:: Records for the exercise ::
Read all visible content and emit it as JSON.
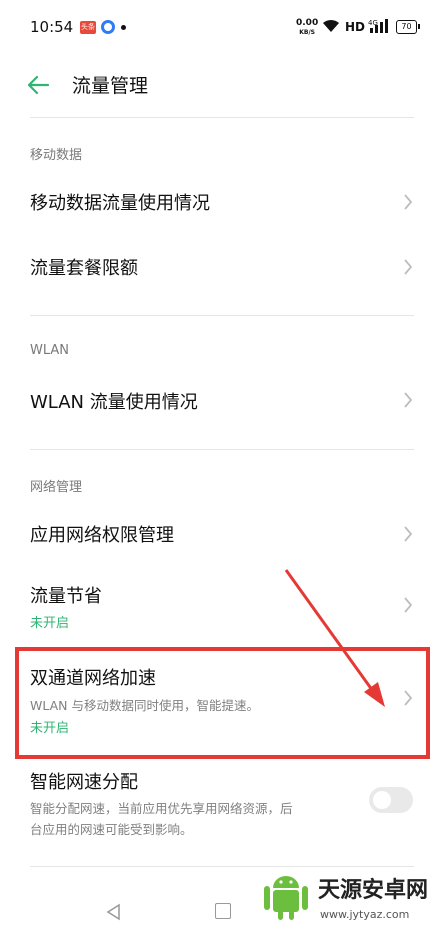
{
  "status_bar": {
    "time": "10:54",
    "red_notification_text": "头条",
    "net_speed_value": "0.00",
    "net_speed_unit": "KB/S",
    "hd_label": "HD",
    "battery_level": "70"
  },
  "header": {
    "title": "流量管理"
  },
  "sections": {
    "mobile_data": {
      "header": "移动数据",
      "items": [
        {
          "title": "移动数据流量使用情况"
        },
        {
          "title": "流量套餐限额"
        }
      ]
    },
    "wlan": {
      "header": "WLAN",
      "items": [
        {
          "title": "WLAN 流量使用情况"
        }
      ]
    },
    "network": {
      "header": "网络管理",
      "items": [
        {
          "title": "应用网络权限管理"
        },
        {
          "title": "流量节省",
          "status": "未开启"
        },
        {
          "title": "双通道网络加速",
          "subtitle": "WLAN 与移动数据同时使用，智能提速。",
          "status": "未开启"
        },
        {
          "title": "智能网速分配",
          "subtitle_line1": "智能分配网速，当前应用优先享用网络资源，后",
          "subtitle_line2": "台应用的网速可能受到影响。",
          "toggle_on": false
        }
      ]
    }
  },
  "colors": {
    "accent": "#2fb572",
    "highlight": "#e53935"
  },
  "watermark": {
    "name": "天源安卓网",
    "url": "www.jytyaz.com"
  }
}
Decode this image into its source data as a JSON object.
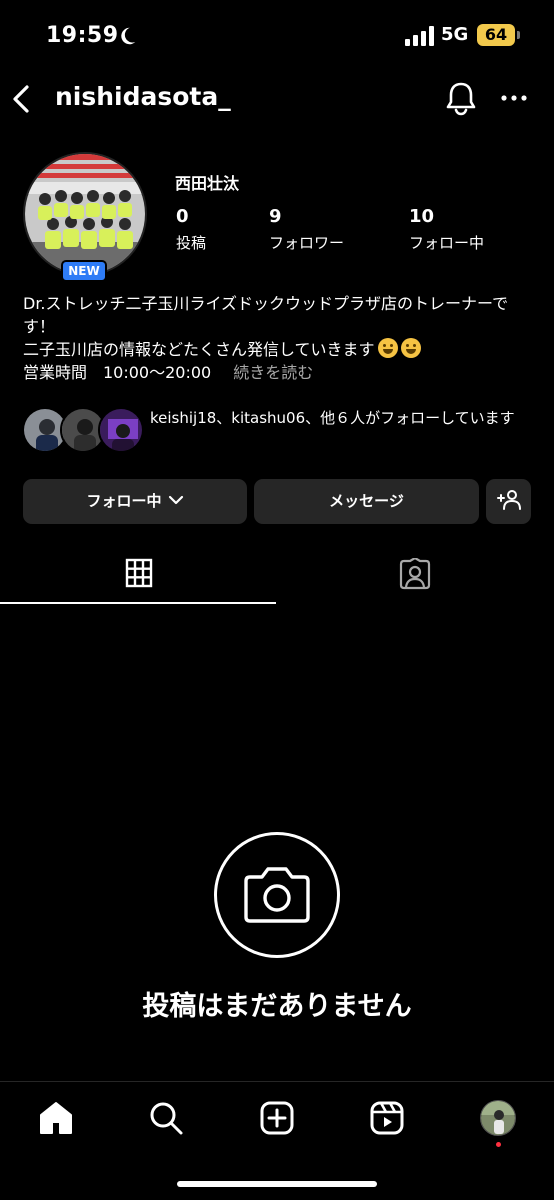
{
  "status_bar": {
    "time": "19:59",
    "network": "5G",
    "battery": "64"
  },
  "header": {
    "username": "nishidasota_"
  },
  "profile": {
    "badge": "NEW",
    "display_name": "西田壮汰",
    "stats": [
      {
        "value": "0",
        "label": "投稿"
      },
      {
        "value": "9",
        "label": "フォロワー"
      },
      {
        "value": "10",
        "label": "フォロー中"
      }
    ],
    "bio_lines": [
      "Dr.ストレッチ二子玉川ライズドックウッドプラザ店のトレーナーで",
      "す！",
      "二子玉川店の情報などたくさん発信していきます",
      "営業時間　10:00〜20:00"
    ],
    "more_link": "続きを読む",
    "followed_by": "keishij18、kitashu06、他６人がフォローしています"
  },
  "actions": {
    "following": "フォロー中",
    "message": "メッセージ"
  },
  "empty_state": {
    "text": "投稿はまだありません"
  },
  "icons": {
    "back": "back-icon",
    "bell": "bell-icon",
    "more": "more-icon",
    "grid": "grid-icon",
    "tagged": "tagged-icon",
    "camera": "camera-icon",
    "home": "home-icon",
    "search": "search-icon",
    "create": "create-icon",
    "reels": "reels-icon",
    "add_person": "add-person-icon"
  },
  "colors": {
    "background": "#000000",
    "button": "#262626",
    "badge": "#2e7cf6",
    "battery": "#f2c94c",
    "secondary_text": "#a8a8a8",
    "notification_dot": "#ff3040"
  }
}
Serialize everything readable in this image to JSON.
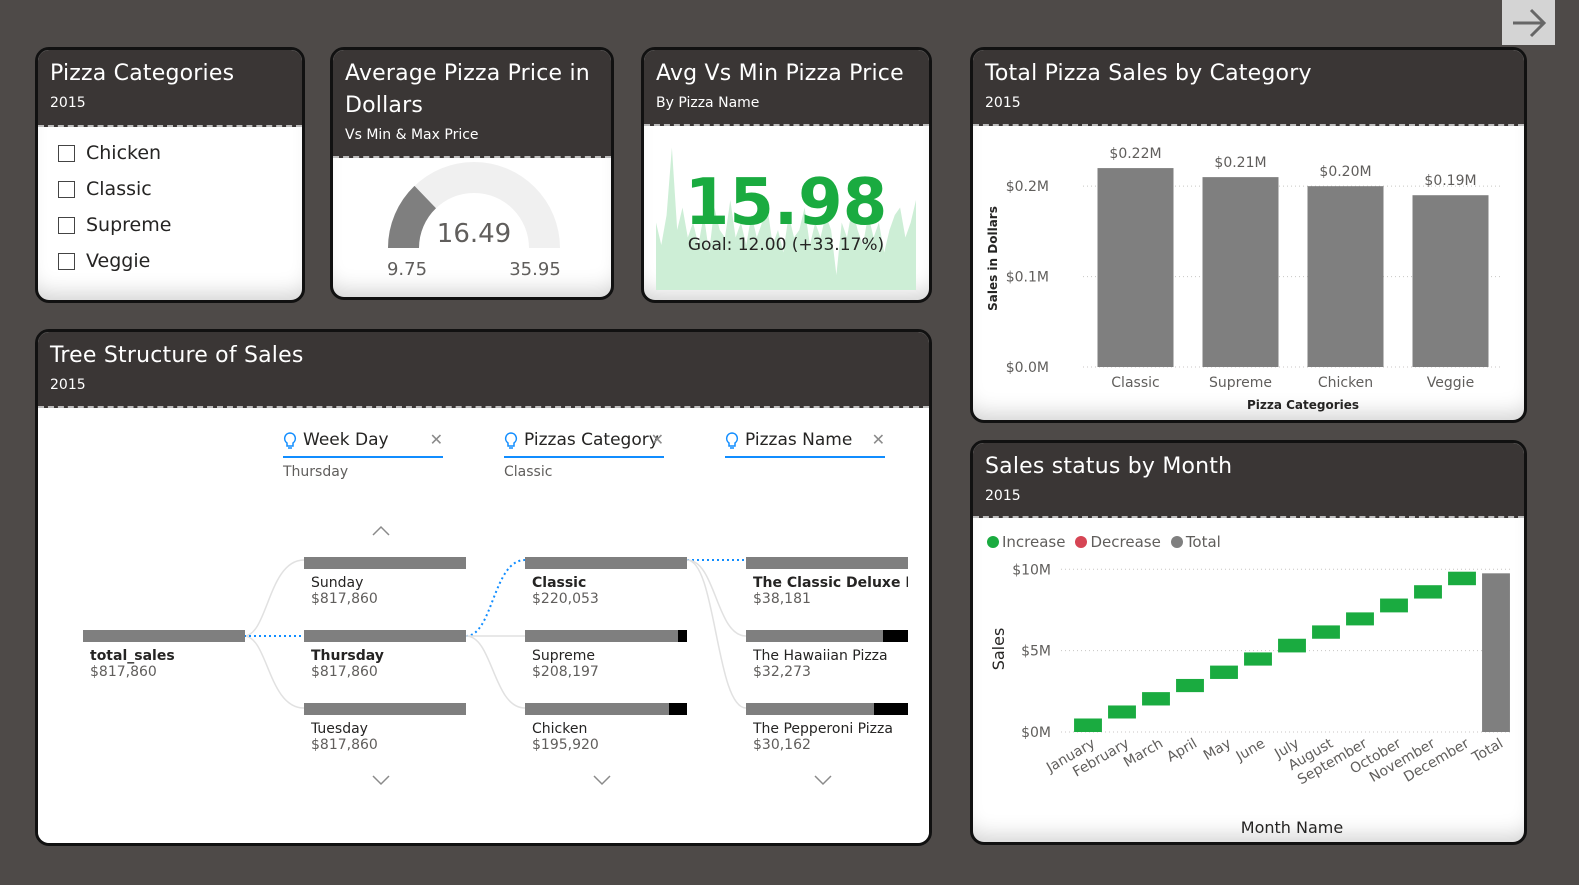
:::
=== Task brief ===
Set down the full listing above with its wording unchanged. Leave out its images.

=== Exercise answer ===
Read all visible content and emit it as JSON.
{
  "status_bar": {
    "time": "10:54",
    "red_notification_text": "头条",
    "net_speed_value": "0.00",
    "net_speed_unit": "KB/S",
    "hd_label": "HD",
    "battery_level": "70"
  },
  "header": {
    "title": "流量管理"
  },
  "sections": {
    "mobile_data": {
      "header": "移动数据",
      "items": [
        {
          "title": "移动数据流量使用情况"
        },
        {
          "title": "流量套餐限额"
        }
      ]
    },
    "wlan": {
      "header": "WLAN",
      "items": [
        {
          "title": "WLAN 流量使用情况"
        }
      ]
    },
    "network": {
      "header": "网络管理",
      "items": [
        {
          "title": "应用网络权限管理"
        },
        {
          "title": "流量节省",
          "status": "未开启"
        },
        {
          "title": "双通道网络加速",
          "subtitle": "WLAN 与移动数据同时使用，智能提速。",
          "status": "未开启"
        },
        {
          "title": "智能网速分配",
          "subtitle_line1": "智能分配网速，当前应用优先享用网络资源，后",
          "subtitle_line2": "台应用的网速可能受到影响。",
          "toggle_on": false
        }
      ]
    }
  },
  "colors": {
    "accent": "#2fb572",
    "highlight": "#e53935"
  },
  "watermark": {
    "name": "天源安卓网",
    "url": "www.jytyaz.com"
  }
}
Decode this image into its source data as a JSON object.
{
  "status_bar": {
    "time": "19:59",
    "network": "5G",
    "battery": "64"
  },
  "header": {
    "username": "nishidasota_"
  },
  "profile": {
    "badge": "NEW",
    "display_name": "西田壮汰",
    "stats": [
      {
        "value": "0",
        "label": "投稿"
      },
      {
        "value": "9",
        "label": "フォロワー"
      },
      {
        "value": "10",
        "label": "フォロー中"
      }
    ],
    "bio_lines": [
      "Dr.ストレッチ二子玉川ライズドックウッドプラザ店のトレーナーで",
      "す！",
      "二子玉川店の情報などたくさん発信していきます",
      "営業時間　10:00〜20:00"
    ],
    "more_link": "続きを読む",
    "followed_by": "keishij18、kitashu06、他６人がフォローしています"
  },
  "actions": {
    "following": "フォロー中",
    "message": "メッセージ"
  },
  "empty_state": {
    "text": "投稿はまだありません"
  },
  "icons": {
    "back": "back-icon",
    "bell": "bell-icon",
    "more": "more-icon",
    "grid": "grid-icon",
    "tagged": "tagged-icon",
    "camera": "camera-icon",
    "home": "home-icon",
    "search": "search-icon",
    "create": "create-icon",
    "reels": "reels-icon",
    "add_person": "add-person-icon"
  },
  "colors": {
    "background": "#000000",
    "button": "#262626",
    "badge": "#2e7cf6",
    "battery": "#f2c94c",
    "secondary_text": "#a8a8a8",
    "notification_dot": "#ff3040"
  }
}
Serialize everything readable in this image to JSON.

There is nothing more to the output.